  • For park program information online, visit Or pick up brochures, tour schedules, and exhibit information at the Information Desk located in the Baggage Room of the administration Building at the Ellis Island Museum

Liberty Island

  • All visitors can meet the Park Ranger at the Liberty Island Flagpole directly in front of the ferry dock for a 30 minute information program.
  • The ranger will give an in-depth look at the conception, construction and restoration of the monument. You will learn about the history of the Island. The tour times are posted at the Information Center and the Flagpole area.

Ellis Island

  • Visit the Information Desk for a schedule of ranger guided tours of the Museum and a schedule of films that run daily at the Museum.
  • Free Ranger Guided Tours – 45 minutes walking tour of the Museum.
  • Free Film – “Island of Hope, Island of Tears” an award winning documentary presented in two theaters.
  • Visit the Information Desk for more information.

Audio Tour

  • Self-guided audio tour helps visitors learn more while exploring the grounds at their own pace.
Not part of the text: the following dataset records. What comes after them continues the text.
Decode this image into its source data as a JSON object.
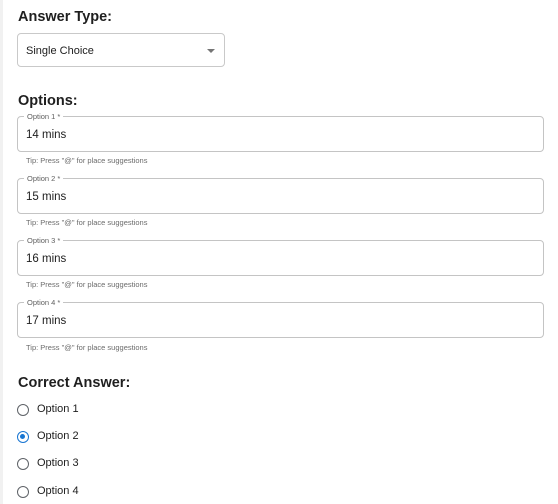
{
  "answer_type": {
    "title": "Answer Type:",
    "selected": "Single Choice",
    "caret_icon": "arrow-drop-down-icon"
  },
  "options": {
    "title": "Options:",
    "items": [
      {
        "label": "Option 1 *",
        "value": "14 mins",
        "tip": "Tip: Press \"@\" for place suggestions"
      },
      {
        "label": "Option 2 *",
        "value": "15 mins",
        "tip": "Tip: Press \"@\" for place suggestions"
      },
      {
        "label": "Option 3 *",
        "value": "16 mins",
        "tip": "Tip: Press \"@\" for place suggestions"
      },
      {
        "label": "Option 4 *",
        "value": "17 mins",
        "tip": "Tip: Press \"@\" for place suggestions"
      }
    ]
  },
  "correct_answer": {
    "title": "Correct Answer:",
    "choices": [
      {
        "label": "Option 1",
        "checked": false
      },
      {
        "label": "Option 2",
        "checked": true
      },
      {
        "label": "Option 3",
        "checked": false
      },
      {
        "label": "Option 4",
        "checked": false
      }
    ],
    "accent_color": "#1976d2"
  }
}
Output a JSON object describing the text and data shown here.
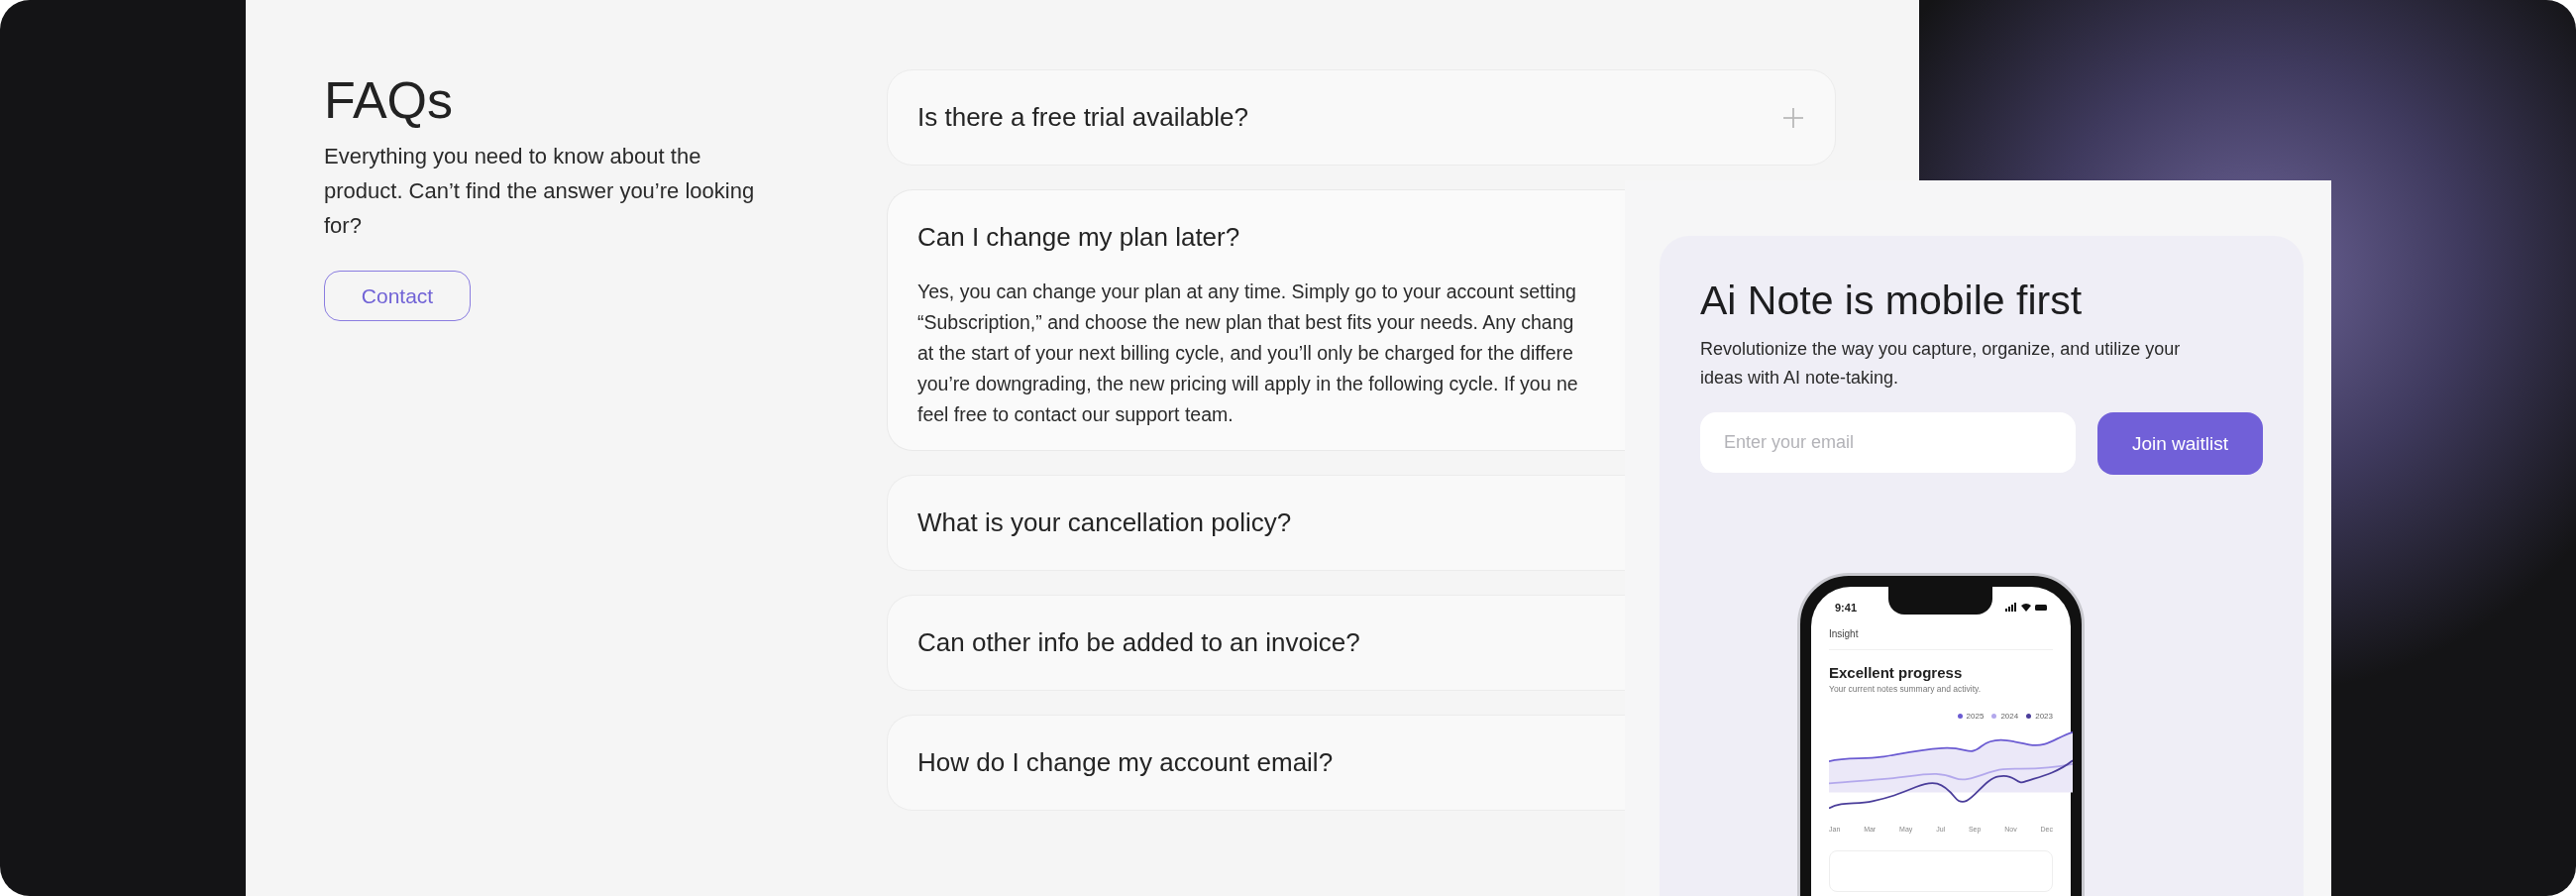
{
  "faq": {
    "title": "FAQs",
    "subtitle": "Everything you need to know about the product. Can’t find the answer you’re looking for?",
    "contact_button": "Contact",
    "items": [
      {
        "question": "Is there a free trial available?",
        "expanded": false,
        "toggle_visible": true
      },
      {
        "question": "Can I change my plan later?",
        "expanded": true,
        "toggle_visible": false,
        "answer_lines": [
          "Yes, you can change your plan at any time. Simply go to your account setting",
          "“Subscription,” and choose the new plan that best fits your needs. Any chang",
          "at the start of your next billing cycle, and you’ll only be charged for the differe",
          "you’re downgrading, the new pricing will apply in the following cycle. If you ne",
          "feel free to contact our support team."
        ]
      },
      {
        "question": "What is your cancellation policy?",
        "expanded": false,
        "toggle_visible": false
      },
      {
        "question": "Can other info be added to an invoice?",
        "expanded": false,
        "toggle_visible": false
      },
      {
        "question": "How do I change my account email?",
        "expanded": false,
        "toggle_visible": false
      }
    ]
  },
  "promo": {
    "title": "Ai Note is mobile first",
    "description": "Revolutionize the way you capture, organize, and utilize your ideas with AI note-taking.",
    "email_field": {
      "placeholder": "Enter your email"
    },
    "button": "Join waitlist",
    "phone": {
      "time": "9:41",
      "header": "Insight",
      "card_title": "Excellent progress",
      "card_subtitle": "Your current notes summary and activity.",
      "legend": [
        {
          "label": "2025",
          "color": "#6b5bd2"
        },
        {
          "label": "2024",
          "color": "#b3a8ec"
        },
        {
          "label": "2023",
          "color": "#4a3d9a"
        }
      ],
      "months": [
        "Jan",
        "Mar",
        "May",
        "Jul",
        "Sep",
        "Nov",
        "Dec"
      ]
    }
  }
}
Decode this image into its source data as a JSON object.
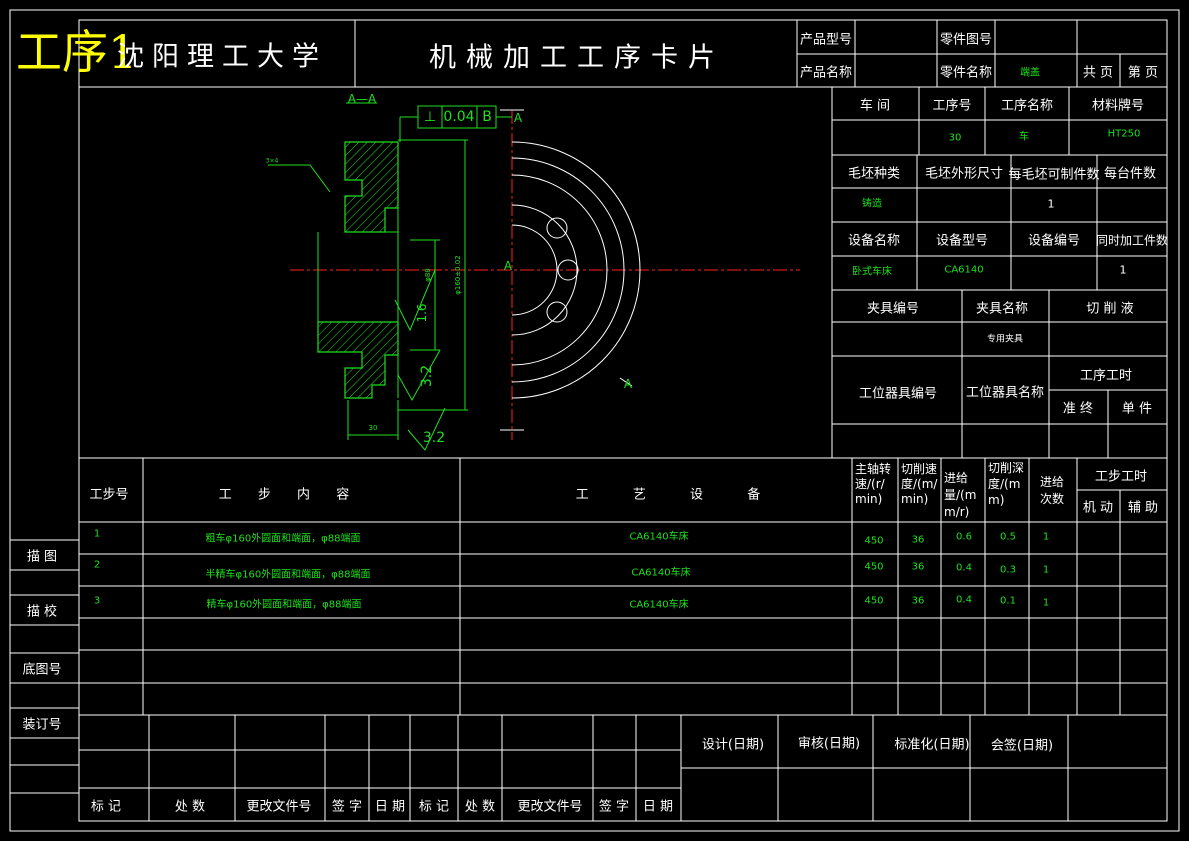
{
  "stamp": "工序1",
  "header": {
    "university": "沈阳理工大学",
    "card_title": "机械加工工序卡片",
    "product_model_label": "产品型号",
    "part_drawing_no_label": "零件图号",
    "product_name_label": "产品名称",
    "part_name_label": "零件名称",
    "part_name_value": "端盖",
    "total_pages_label": "共 页",
    "page_label": "第 页"
  },
  "process_info": {
    "workshop_label": "车 间",
    "op_no_label": "工序号",
    "op_name_label": "工序名称",
    "material_label": "材料牌号",
    "op_no_value": "30",
    "op_name_value": "车",
    "material_value": "HT250",
    "blank_type_label": "毛坯种类",
    "blank_size_label": "毛坯外形尺寸",
    "parts_per_blank_label": "每毛坯可制件数",
    "parts_per_unit_label": "每台件数",
    "blank_type_value": "铸造",
    "parts_per_blank_value": "1",
    "equip_name_label": "设备名称",
    "equip_model_label": "设备型号",
    "equip_no_label": "设备编号",
    "simul_parts_label": "同时加工件数",
    "equip_name_value": "卧式车床",
    "equip_model_value": "CA6140",
    "simul_parts_value": "1",
    "fixture_no_label": "夹具编号",
    "fixture_name_label": "夹具名称",
    "coolant_label": "切 削 液",
    "fixture_name_value": "专用夹具",
    "station_tool_no_label": "工位器具编号",
    "station_tool_name_label": "工位器具名称",
    "op_time_label": "工序工时",
    "prep_label": "准 终",
    "unit_label": "单 件"
  },
  "drawing": {
    "section_label": "A—A",
    "tolerance_value": "0.04",
    "datum": "B",
    "roughness_1": "1.6",
    "roughness_2": "3.2",
    "roughness_3": "3.2",
    "dim_bottom": "30",
    "dim_1": "φ88",
    "dim_2": "φ160±0.02",
    "marker_a": "A",
    "leader_text": "3×4"
  },
  "steps_table": {
    "headers": {
      "step_no": "工步号",
      "content": "工 步 内 容",
      "equipment": "工 艺 设 备",
      "spindle": "主轴转速/(r/min)",
      "speed": "切削速度/(m/min)",
      "feed": "进给量/(mm/r)",
      "depth": "切削深度/(mm)",
      "passes": "进给次数",
      "step_time": "工步工时",
      "machine": "机 动",
      "aux": "辅 助"
    },
    "rows": [
      {
        "no": "1",
        "content": "粗车φ160外圆面和端面，φ88端面",
        "equipment": "CA6140车床",
        "spindle": "450",
        "speed": "36",
        "feed": "0.6",
        "depth": "0.5",
        "passes": "1"
      },
      {
        "no": "2",
        "content": "半精车φ160外圆面和端面，φ88端面",
        "equipment": "CA6140车床",
        "spindle": "450",
        "speed": "36",
        "feed": "0.4",
        "depth": "0.3",
        "passes": "1"
      },
      {
        "no": "3",
        "content": "精车φ160外圆面和端面，φ88端面",
        "equipment": "CA6140车床",
        "spindle": "450",
        "speed": "36",
        "feed": "0.4",
        "depth": "0.1",
        "passes": "1"
      }
    ]
  },
  "side_labels": {
    "trace": "描 图",
    "check": "描 校",
    "base_no": "底图号",
    "binding_no": "装订号"
  },
  "footer": {
    "mark": "标 记",
    "count": "处 数",
    "change_doc": "更改文件号",
    "sign": "签 字",
    "date": "日 期",
    "design": "设计(日期)",
    "review": "审核(日期)",
    "standard": "标准化(日期)",
    "countersign": "会签(日期)"
  },
  "colors": {
    "line": "#ffffff",
    "green": "#1ee01e",
    "red": "#ff2020",
    "stamp": "#ffff00"
  }
}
For the visual-impaired there is a descriptive audio tour available. The audio is available in Arabic, English, French, German, Italian, Japanese, Mandarin, Russian and Spanish.
  • Maybe purchased in advance online or available at ticket booth
  • $8 adults, $7.25 seniors and children under 12
  • 10 percent discount on groups of 10 or more

Food and Beverages

  • There are concession stands on all the boats which sell snacks and beverages, as well as merchandise. There are also concession stands, a cafe and gift stores located on both Liberty and Ellis Island.
  • You can take your own food to the island, but large coolers will not be permitted past security.

What to Wear 

  • This experience is both indoor and outdoor, make sure to dress for the season when you visit in order to be comfortable and enjoy you’re experience.
  • Summer months expect hot temperatures and humidity. During the winter months expect cold temperatures, and even more so because of the sea breeze.
  • Wear comfortable shoes as you will be walking a great amount. Sandals and open toe shoes are not permitted on the Hard Hat Tour.
  • Large bags or backpacks are not permitted.


  • Visitors to the park are required to submit to airport style security screening before boarding vessels departing from Ellis Island.
  • Visitors to the monument undergo additional security screening.

Comments are Closed